Whether it is better to live in a big lively city or a quiet rural area is a contentious topic. City dwellers point to the availability of great restaurants, entertainment, and job opportunities as among the advantages of living in a large metro area. Others may mention cramped living quarters, high cost of living, and a bustling atmosphere as disadvantages of living in a large city.
Cities don’t have to be enormous to provide jobs and amenities to residents. While New York, Los Angeles, and Chicago are major U.S. hubs, there are large cities in nearly every state. 24/7 Wall St. reviewed population estimates from the U.S. Census Bureau to determine the largest city in every state.
> Population: 2,717,534
> State population: 12,873,761 (5th highest)
> Share of state pop. living in Chicago: 21.1% (8th highest)
> Land area: 228 sq. miles
> Population density: 11,938 / sq. mile
These large cities are far from identical, mostly because of their varying size, economic conditions, and population density. Some cities like Jacksonville, Florida and Oklahoma City, Oklahoma sprawl outward, while cities like Boston, Massachusetts increase more in density as their population grows.

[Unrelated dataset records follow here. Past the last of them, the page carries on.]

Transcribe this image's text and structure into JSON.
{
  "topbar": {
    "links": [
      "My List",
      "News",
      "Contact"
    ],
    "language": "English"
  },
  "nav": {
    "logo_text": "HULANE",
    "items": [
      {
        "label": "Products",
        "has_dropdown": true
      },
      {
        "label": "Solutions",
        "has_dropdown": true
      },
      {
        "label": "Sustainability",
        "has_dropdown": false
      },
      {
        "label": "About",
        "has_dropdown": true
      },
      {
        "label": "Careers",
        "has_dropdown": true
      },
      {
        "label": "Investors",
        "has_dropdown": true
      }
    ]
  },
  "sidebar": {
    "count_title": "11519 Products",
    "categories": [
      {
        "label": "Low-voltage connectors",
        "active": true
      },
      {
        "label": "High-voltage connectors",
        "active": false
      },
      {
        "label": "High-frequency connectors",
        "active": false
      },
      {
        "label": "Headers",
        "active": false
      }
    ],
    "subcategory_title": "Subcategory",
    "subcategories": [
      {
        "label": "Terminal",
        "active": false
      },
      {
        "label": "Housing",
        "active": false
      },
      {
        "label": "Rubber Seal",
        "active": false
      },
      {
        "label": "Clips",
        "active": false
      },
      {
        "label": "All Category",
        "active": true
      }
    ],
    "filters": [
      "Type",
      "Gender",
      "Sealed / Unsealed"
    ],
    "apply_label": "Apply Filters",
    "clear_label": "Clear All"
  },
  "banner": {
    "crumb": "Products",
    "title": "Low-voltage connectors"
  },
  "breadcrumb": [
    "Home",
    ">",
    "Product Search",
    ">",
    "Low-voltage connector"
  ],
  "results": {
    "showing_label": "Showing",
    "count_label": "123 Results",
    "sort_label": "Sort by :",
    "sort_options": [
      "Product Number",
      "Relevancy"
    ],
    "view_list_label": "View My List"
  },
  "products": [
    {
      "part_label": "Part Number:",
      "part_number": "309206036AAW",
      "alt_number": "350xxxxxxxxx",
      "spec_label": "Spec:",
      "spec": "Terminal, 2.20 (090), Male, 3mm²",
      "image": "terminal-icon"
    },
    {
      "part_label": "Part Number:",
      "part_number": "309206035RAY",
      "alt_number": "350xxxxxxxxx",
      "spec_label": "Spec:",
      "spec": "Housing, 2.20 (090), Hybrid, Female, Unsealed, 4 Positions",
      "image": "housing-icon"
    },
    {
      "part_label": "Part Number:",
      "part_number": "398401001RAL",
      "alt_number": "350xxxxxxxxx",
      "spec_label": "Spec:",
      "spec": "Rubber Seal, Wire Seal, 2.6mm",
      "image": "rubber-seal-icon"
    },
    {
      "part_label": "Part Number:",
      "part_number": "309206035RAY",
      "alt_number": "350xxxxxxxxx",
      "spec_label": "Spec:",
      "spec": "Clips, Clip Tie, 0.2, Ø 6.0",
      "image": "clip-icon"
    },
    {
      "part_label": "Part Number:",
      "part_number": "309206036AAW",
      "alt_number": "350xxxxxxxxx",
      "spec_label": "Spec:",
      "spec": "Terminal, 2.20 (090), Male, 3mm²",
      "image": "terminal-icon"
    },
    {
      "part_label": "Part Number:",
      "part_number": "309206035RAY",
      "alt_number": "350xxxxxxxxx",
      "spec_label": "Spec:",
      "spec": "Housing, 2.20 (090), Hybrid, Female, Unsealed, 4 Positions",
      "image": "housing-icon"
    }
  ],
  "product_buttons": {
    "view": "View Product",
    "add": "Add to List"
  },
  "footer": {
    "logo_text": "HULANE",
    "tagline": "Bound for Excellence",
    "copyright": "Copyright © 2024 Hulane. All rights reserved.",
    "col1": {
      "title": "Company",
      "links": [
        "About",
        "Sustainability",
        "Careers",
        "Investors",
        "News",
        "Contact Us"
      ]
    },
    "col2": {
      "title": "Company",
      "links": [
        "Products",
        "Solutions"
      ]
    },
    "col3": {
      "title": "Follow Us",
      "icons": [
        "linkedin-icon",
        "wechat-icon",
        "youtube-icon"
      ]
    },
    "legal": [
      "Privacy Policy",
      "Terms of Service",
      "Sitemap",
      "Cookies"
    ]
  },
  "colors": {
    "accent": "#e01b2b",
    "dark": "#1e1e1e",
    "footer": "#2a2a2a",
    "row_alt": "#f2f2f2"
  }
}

In total, over 80% of the U.S. population lives in urban areas.